Late: poet-philosopher Fred Moten. With Burning Spear’s dub-heavy “do you remember the days of slavery?” filling his head, Moten could connect cultural studies interpellation and vaudeville interpolation, then bluntly demand of black British cultural studies scholar Paul Gilroy, antithetical to U.S. blackness, “Who the fuck you talking to?” Sound to him mattered as “the site of a kind of unruly music that moves in disruptive, improvisational excess … a certain lawless, fugitive theatricality.” The Universal Machine began: “what you have here is a swarm”. But what particulars swarmed. Who except Moten could link philosopher Emmanuel Levinas’s disdain for dancing civilization to Springsteen manager, Jon Landau, hearing indulgence rather than expansiveness in Curtis Mayfield? He didn’t take sides, he took asides.
The great thing about writing a book that starts with a book published in 1770 and ends with a book published in 2010 is that you get to take the long view—time will tell! In the immediate future, I expect to hear about all the errors I made rushing my way through a 2500 or so book bibliography, all the inherent problems in one person trying to vet a huge literature. But if I’m lucky, this book will work in some of the ways that my first one did, the Spin Alternative Record Guide (1995), which managed to insinuate itself into the listening lives of many people over time. Often, what I’m quickly pointing to in these pages are subjects that I still think have some mystery left to them, a question we don’t so much want to fully answer as keep answering.
I am a strange human being in that I love music writing as much as I do music itself, love the quirky, cranky characters it attracts, love the contradictory nature of the enterprise (serious fun), love seeing how far writers of so many different identities can take particular subjects of so many different kinds. It’s more than clear now that popular music has amassed a literature, in the sense of multiple books on multiple topics. What this book is more concerned to promote is literature in the sense of a sentence or paragraph that makes an impression the way a lyric does, because the viewpoint is so singular, because it imparts a resonance.

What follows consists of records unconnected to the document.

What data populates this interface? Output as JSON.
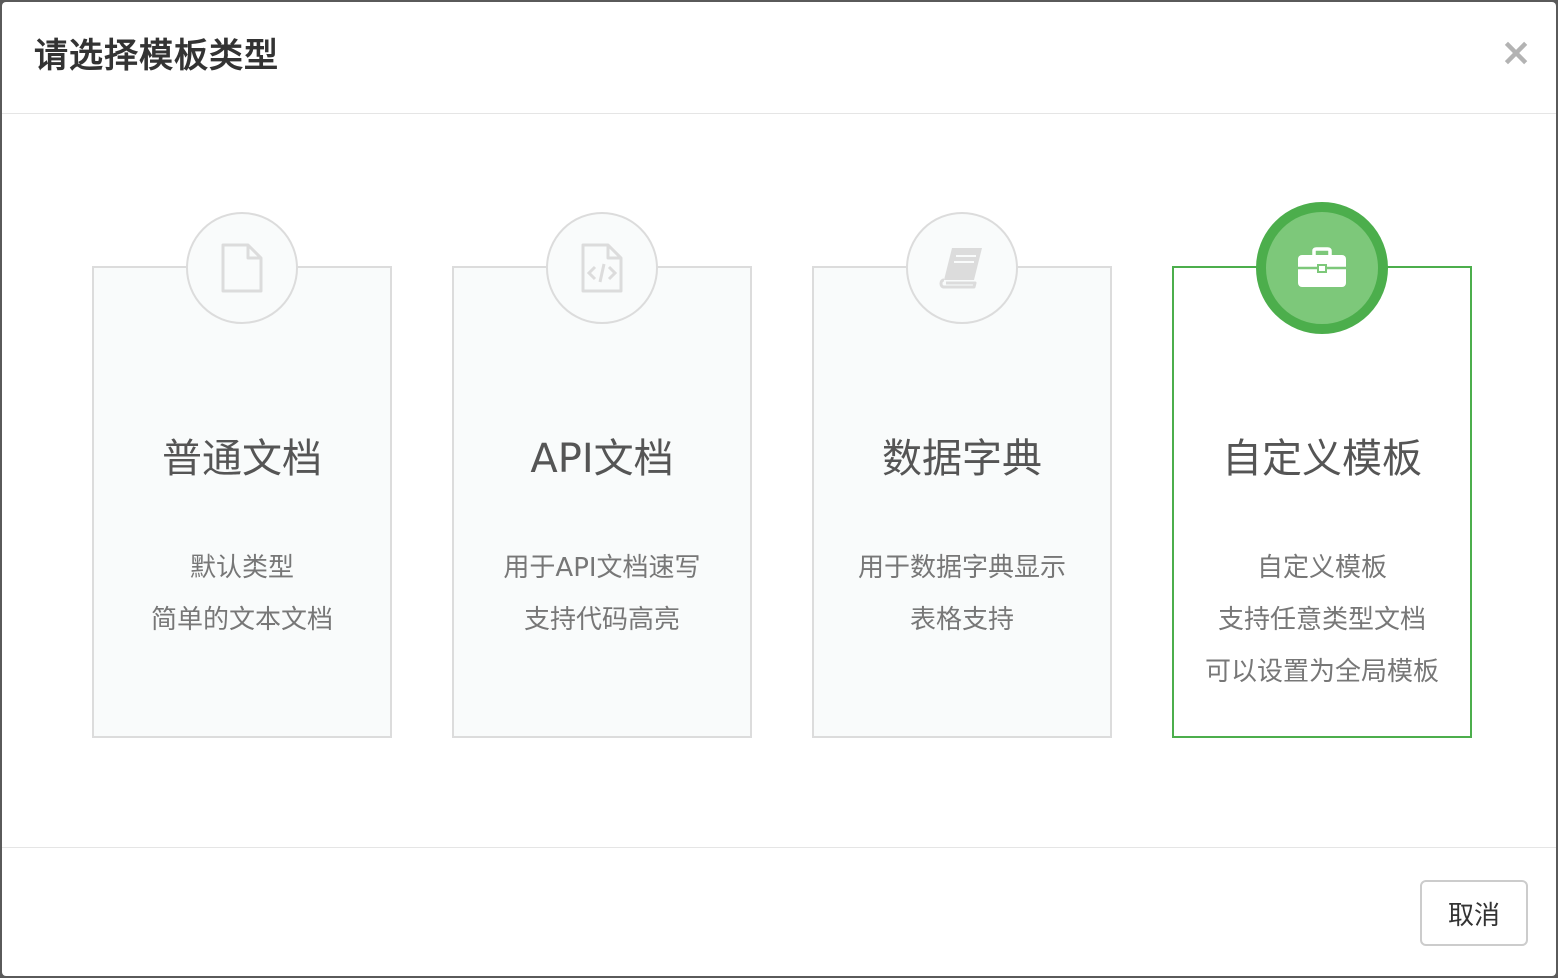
{
  "dialog": {
    "title": "请选择模板类型",
    "close_label": "×"
  },
  "templates": [
    {
      "icon": "file-icon",
      "title": "普通文档",
      "description": [
        "默认类型",
        "简单的文本文档"
      ],
      "selected": false
    },
    {
      "icon": "code-file-icon",
      "title": "API文档",
      "description": [
        "用于API文档速写",
        "支持代码高亮"
      ],
      "selected": false
    },
    {
      "icon": "book-icon",
      "title": "数据字典",
      "description": [
        "用于数据字典显示",
        "表格支持"
      ],
      "selected": false
    },
    {
      "icon": "briefcase-icon",
      "title": "自定义模板",
      "description": [
        "自定义模板",
        "支持任意类型文档",
        "可以设置为全局模板"
      ],
      "selected": true
    }
  ],
  "footer": {
    "cancel_label": "取消"
  },
  "colors": {
    "accent_green": "#4cae4c",
    "accent_green_light": "#7dc87a",
    "card_border": "#dcdcdc"
  }
}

All these years after the arrival of vernacular pop, we might feel more posthuman than we do like rock and rollers flocking to what the great critical explainer Robert Palmer called “The Church of the Sonic Guitar”. (See my entry on cyberpunk novels!) I accept that, but now we need to work out what comes next—and how that changes our views of the still powerful writing that came before. My hope is that by outlining American popular music’s literary past, and having the time of my life doing it, I can provide some inspiration heading forward.
Eric Weisbard is associate professor of American Studies at the University of Alabama and co-editor of Journal of Popular Music Studies. He founded and for many years organized the Pop Conference, editing its collections This Is Pop, Listen Again, and Pop When the World Falls Apart. Before that, he edited the Village Voice music section, wrote for Spin, and edited its Spin Alternative Record Guide. His other books are Top 40 Democracy: The Rival Mainstreams of American Music and Use Your Illusion I and II.